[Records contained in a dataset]

##########

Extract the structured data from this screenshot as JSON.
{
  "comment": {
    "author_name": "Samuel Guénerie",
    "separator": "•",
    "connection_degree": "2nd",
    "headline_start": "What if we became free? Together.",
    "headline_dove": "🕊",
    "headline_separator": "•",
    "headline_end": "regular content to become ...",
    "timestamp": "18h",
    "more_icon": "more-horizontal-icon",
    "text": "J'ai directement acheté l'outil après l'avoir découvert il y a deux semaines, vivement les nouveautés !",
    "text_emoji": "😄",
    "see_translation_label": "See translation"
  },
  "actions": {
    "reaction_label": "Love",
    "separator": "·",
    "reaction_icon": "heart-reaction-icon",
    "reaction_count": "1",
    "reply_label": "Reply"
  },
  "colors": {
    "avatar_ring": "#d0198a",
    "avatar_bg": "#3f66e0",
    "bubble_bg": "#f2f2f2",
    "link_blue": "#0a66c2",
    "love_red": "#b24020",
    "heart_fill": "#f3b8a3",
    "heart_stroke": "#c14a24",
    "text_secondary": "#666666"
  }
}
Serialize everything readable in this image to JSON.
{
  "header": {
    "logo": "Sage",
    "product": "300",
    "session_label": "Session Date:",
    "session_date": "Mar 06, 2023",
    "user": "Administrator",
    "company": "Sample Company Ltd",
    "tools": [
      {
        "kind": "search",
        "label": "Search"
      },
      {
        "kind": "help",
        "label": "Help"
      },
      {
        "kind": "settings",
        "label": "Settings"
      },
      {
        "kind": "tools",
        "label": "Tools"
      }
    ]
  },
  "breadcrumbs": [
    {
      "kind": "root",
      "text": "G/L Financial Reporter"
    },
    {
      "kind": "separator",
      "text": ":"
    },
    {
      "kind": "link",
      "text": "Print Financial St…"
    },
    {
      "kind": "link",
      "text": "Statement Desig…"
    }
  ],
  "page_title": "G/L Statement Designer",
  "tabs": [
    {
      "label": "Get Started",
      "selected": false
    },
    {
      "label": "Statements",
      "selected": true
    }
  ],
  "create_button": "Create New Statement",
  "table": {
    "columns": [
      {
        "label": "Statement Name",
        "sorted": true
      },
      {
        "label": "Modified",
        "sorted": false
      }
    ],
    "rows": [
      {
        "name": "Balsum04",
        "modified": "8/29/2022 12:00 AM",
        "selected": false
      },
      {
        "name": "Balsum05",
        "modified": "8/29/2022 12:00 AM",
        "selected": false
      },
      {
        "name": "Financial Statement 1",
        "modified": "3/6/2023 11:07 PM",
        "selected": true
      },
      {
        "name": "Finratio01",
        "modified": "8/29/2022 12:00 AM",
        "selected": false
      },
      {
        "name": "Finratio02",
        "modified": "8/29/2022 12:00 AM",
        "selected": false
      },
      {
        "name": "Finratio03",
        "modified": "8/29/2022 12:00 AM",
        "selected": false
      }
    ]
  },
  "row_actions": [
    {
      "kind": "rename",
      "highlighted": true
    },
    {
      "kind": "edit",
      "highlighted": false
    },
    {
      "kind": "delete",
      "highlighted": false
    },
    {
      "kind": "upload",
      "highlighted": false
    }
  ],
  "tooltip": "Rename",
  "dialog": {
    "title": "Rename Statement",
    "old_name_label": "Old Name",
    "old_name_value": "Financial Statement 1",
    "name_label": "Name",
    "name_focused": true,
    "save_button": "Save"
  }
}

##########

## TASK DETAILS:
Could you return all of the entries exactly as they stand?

## SOLUTION FOR THIS PROBLEM:
Extract the structured data from this screenshot as JSON.
{
  "comment": {
    "author_name": "Samuel Guénerie",
    "separator": "•",
    "connection_degree": "2nd",
    "headline_start": "What if we became free? Together.",
    "headline_dove": "🕊",
    "headline_separator": "•",
    "headline_end": "regular content to become ...",
    "timestamp": "18h",
    "more_icon": "more-horizontal-icon",
    "text": "J'ai directement acheté l'outil après l'avoir découvert il y a deux semaines, vivement les nouveautés !",
    "text_emoji": "😄",
    "see_translation_label": "See translation"
  },
  "actions": {
    "reaction_label": "Love",
    "separator": "·",
    "reaction_icon": "heart-reaction-icon",
    "reaction_count": "1",
    "reply_label": "Reply"
  },
  "colors": {
    "avatar_ring": "#d0198a",
    "avatar_bg": "#3f66e0",
    "bubble_bg": "#f2f2f2",
    "link_blue": "#0a66c2",
    "love_red": "#b24020",
    "heart_fill": "#f3b8a3",
    "heart_stroke": "#c14a24",
    "text_secondary": "#666666"
  }
}
Serialize everything readable in this image to JSON.
{
  "header": {
    "logo": "Sage",
    "product": "300",
    "session_label": "Session Date:",
    "session_date": "Mar 06, 2023",
    "user": "Administrator",
    "company": "Sample Company Ltd",
    "tools": [
      {
        "kind": "search",
        "label": "Search"
      },
      {
        "kind": "help",
        "label": "Help"
      },
      {
        "kind": "settings",
        "label": "Settings"
      },
      {
        "kind": "tools",
        "label": "Tools"
      }
    ]
  },
  "breadcrumbs": [
    {
      "kind": "root",
      "text": "G/L Financial Reporter"
    },
    {
      "kind": "separator",
      "text": ":"
    },
    {
      "kind": "link",
      "text": "Print Financial St…"
    },
    {
      "kind": "link",
      "text": "Statement Desig…"
    }
  ],
  "page_title": "G/L Statement Designer",
  "tabs": [
    {
      "label": "Get Started",
      "selected": false
    },
    {
      "label": "Statements",
      "selected": true
    }
  ],
  "create_button": "Create New Statement",
  "table": {
    "columns": [
      {
        "label": "Statement Name",
        "sorted": true
      },
      {
        "label": "Modified",
        "sorted": false
      }
    ],
    "rows": [
      {
        "name": "Balsum04",
        "modified": "8/29/2022 12:00 AM",
        "selected": false
      },
      {
        "name": "Balsum05",
        "modified": "8/29/2022 12:00 AM",
        "selected": false
      },
      {
        "name": "Financial Statement 1",
        "modified": "3/6/2023 11:07 PM",
        "selected": true
      },
      {
        "name": "Finratio01",
        "modified": "8/29/2022 12:00 AM",
        "selected": false
      },
      {
        "name": "Finratio02",
        "modified": "8/29/2022 12:00 AM",
        "selected": false
      },
      {
        "name": "Finratio03",
        "modified": "8/29/2022 12:00 AM",
        "selected": false
      }
    ]
  },
  "row_actions": [
    {
      "kind": "rename",
      "highlighted": true
    },
    {
      "kind": "edit",
      "highlighted": false
    },
    {
      "kind": "delete",
      "highlighted": false
    },
    {
      "kind": "upload",
      "highlighted": false
    }
  ],
  "tooltip": "Rename",
  "dialog": {
    "title": "Rename Statement",
    "old_name_label": "Old Name",
    "old_name_value": "Financial Statement 1",
    "name_label": "Name",
    "name_focused": true,
    "save_button": "Save"
  }
}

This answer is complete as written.